You can't have FP2016 if you already have primary, enhanced, fixed protection 2012 or fixed protection 2014.

With FP2016 your lifetime allowance is fixed at £1.25 million rather than the standard lifetime allowance. The maximum tax free lump sum you can take on retirement is the lesser of:

· 25% of the capital value of your LGPS benefits, or

· 25% of the lifetime allowance which, for those with FP2016, is £312,500 (i.e. 25% of your lifetime allowance of £1.25million), or

· 25% of your remaining lifetime allowance if you have previously taken payment of (crystallised) pension benefits as you will have already used up some of your lifetime allowance.

FP2016 will also be lost if you start a new pension arrangement, other than to accept a transfer of existing pension rights, or if you pay contributions into a money purchase pension arrangement, other than to a life assurance policy providing death benefits that started before 6 April 2006. You will also be subject to restrictions on where and how you can transfer benefits.

If you lose FP2016 you must electronically notify HMRC within 90 days of the day on which you could first reasonably be expected to have known that an event had occurred causing you to have lost this protection. Failure to do so could result in a fine of £300 and a penalty of up to £60 per day after the initial fine has been issued until you supply them with the required notification.

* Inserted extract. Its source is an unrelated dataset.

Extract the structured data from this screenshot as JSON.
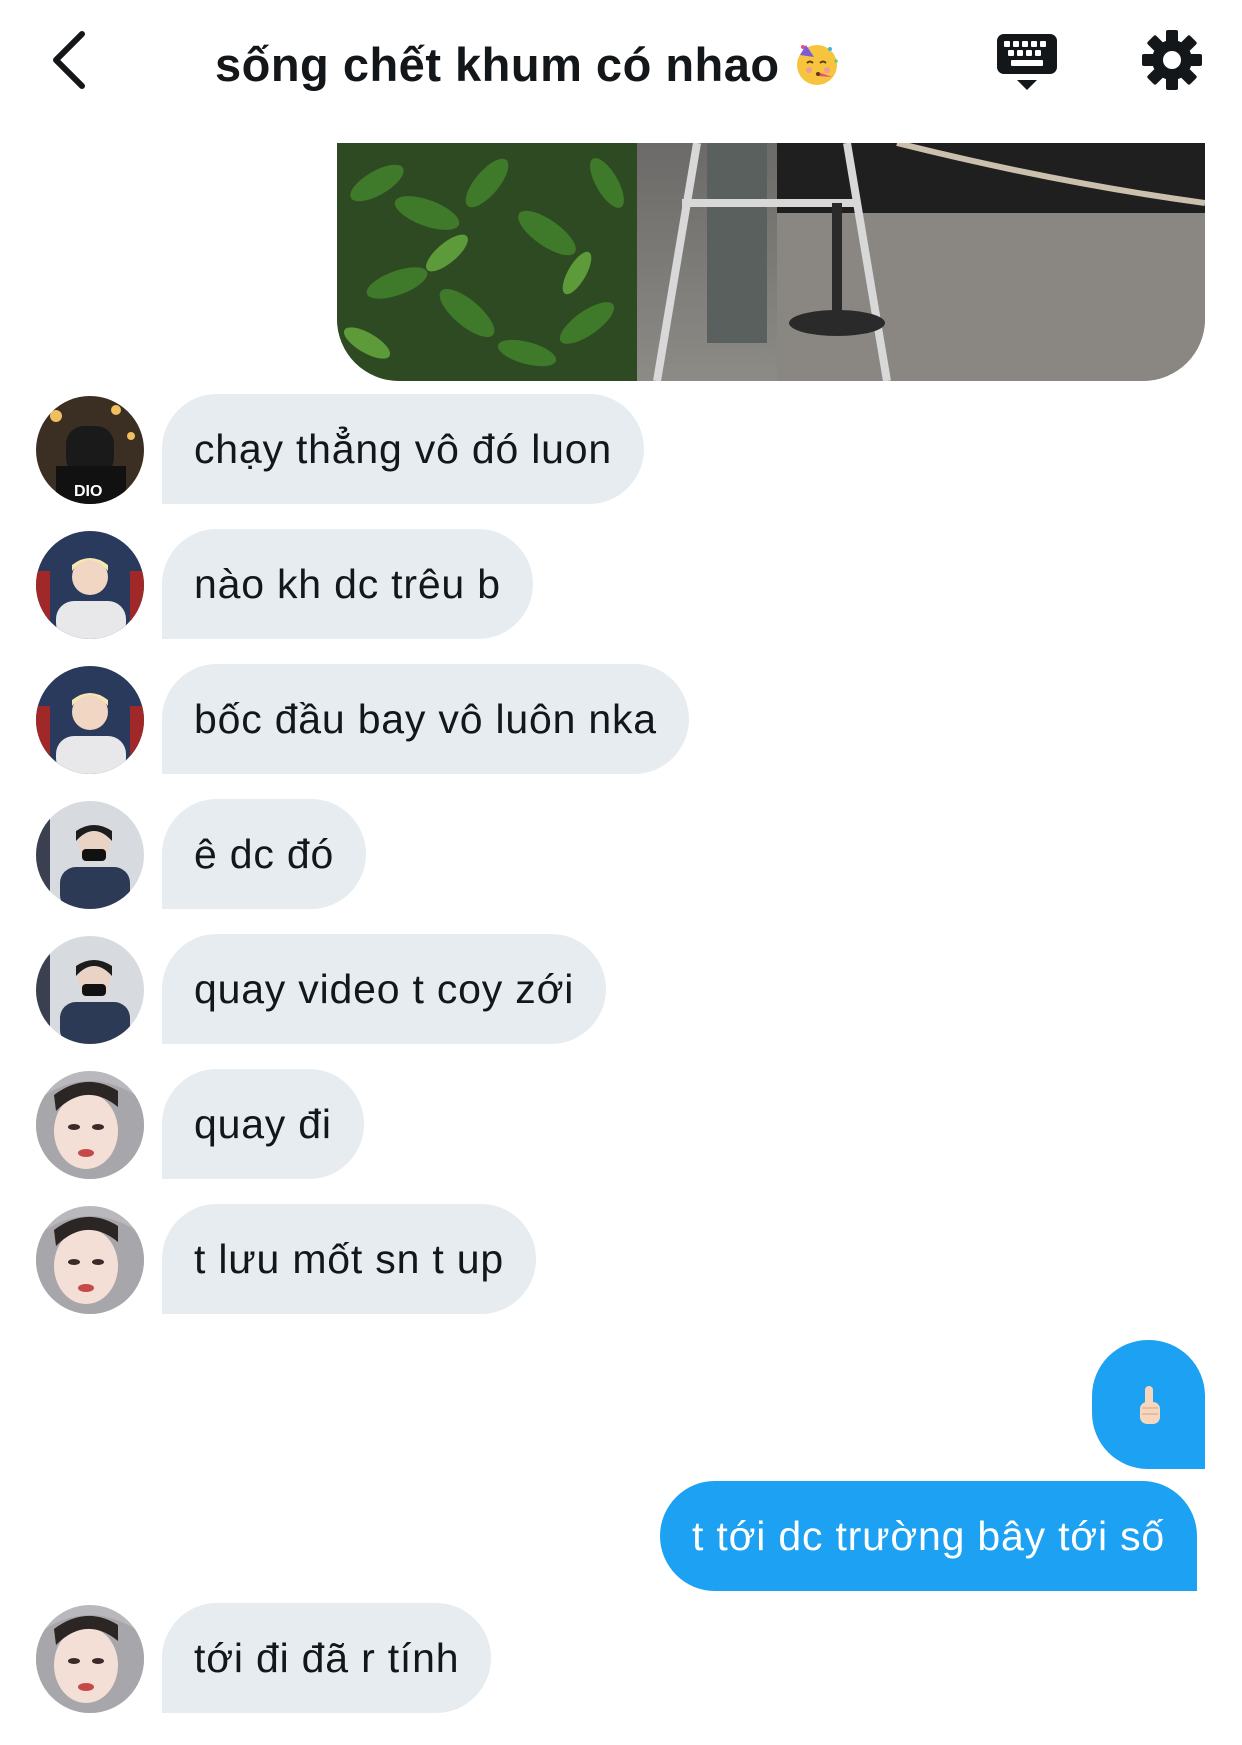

Applying for Fixed and Individual Protection 2016

HMRC have introduced an online self-service for pension scheme members to apply for IP2016 or FP2016. There is no application deadline for IP2016 or FP2016 (although to apply for IP2016 you will need to inform HMRC of the value of your pension savings on 5 April 2016 and your pension administrator is only obliged to provide you with this information up to 5 April 2020), however, you must apply before you take your retirement benefits as you will need to provide the HMRC reference number to your pension fund administrator if you want to rely on the protection. Once you have successfully applied for protection the online service will provide you with a reference number which you will need to keep.

Your pension savings may already be protected

As mentioned, the lifetime allowance was introduced in 2006 and was reduced in 2012, 2014 and again more recently in 2016. Each time the lifetime allowance reduced, if you had already planned your pension savings on the basis of the higher lifetime allowance you could protect your pension savings by applying to HMRC. If you have applied for a previous protection i.e. enhanced protection, primary protection, fixed protection 2012, individual protection 2014 or fixed protection 2014 you should have received a certificate to confirm your protection.

However you may still be subject to the lifetime allowance charge if you lose this protection.

You can find more information about these protections and when they may be lost at Tax on your private pension contributions.

I think I might be affected – what should I do?

Before considering any action to reduce your tax liabilities you should always seek independent financial advice from an FCA registered adviser[i]. For help in choosing an independent financial adviser visit the money advice website.

There are certain considerations that you may wish to take into account:

  • Converting annual pension for lump sum at retirement can reduce the capital value of your pension benefits.

  • If you wish to slow down your pension build up the 50/50 section of the LGPS allows you to pay half your normal contributions and build up half your normal pension whilst still retaining full life and ill health cover.

If you have any questions about your LGPS membership or benefits, please contact us by email on pensions@lpf.org.uk or call our helpline on 0131 529 4638.


This factsheet provides an overview of the LTA rules at April 2018. It should not be treated as a complete and authoritative statement of the law. The rules governing LTA can be complex and are subject to change; if you are unsure how to proceed you are advised to obtain independent financial advice.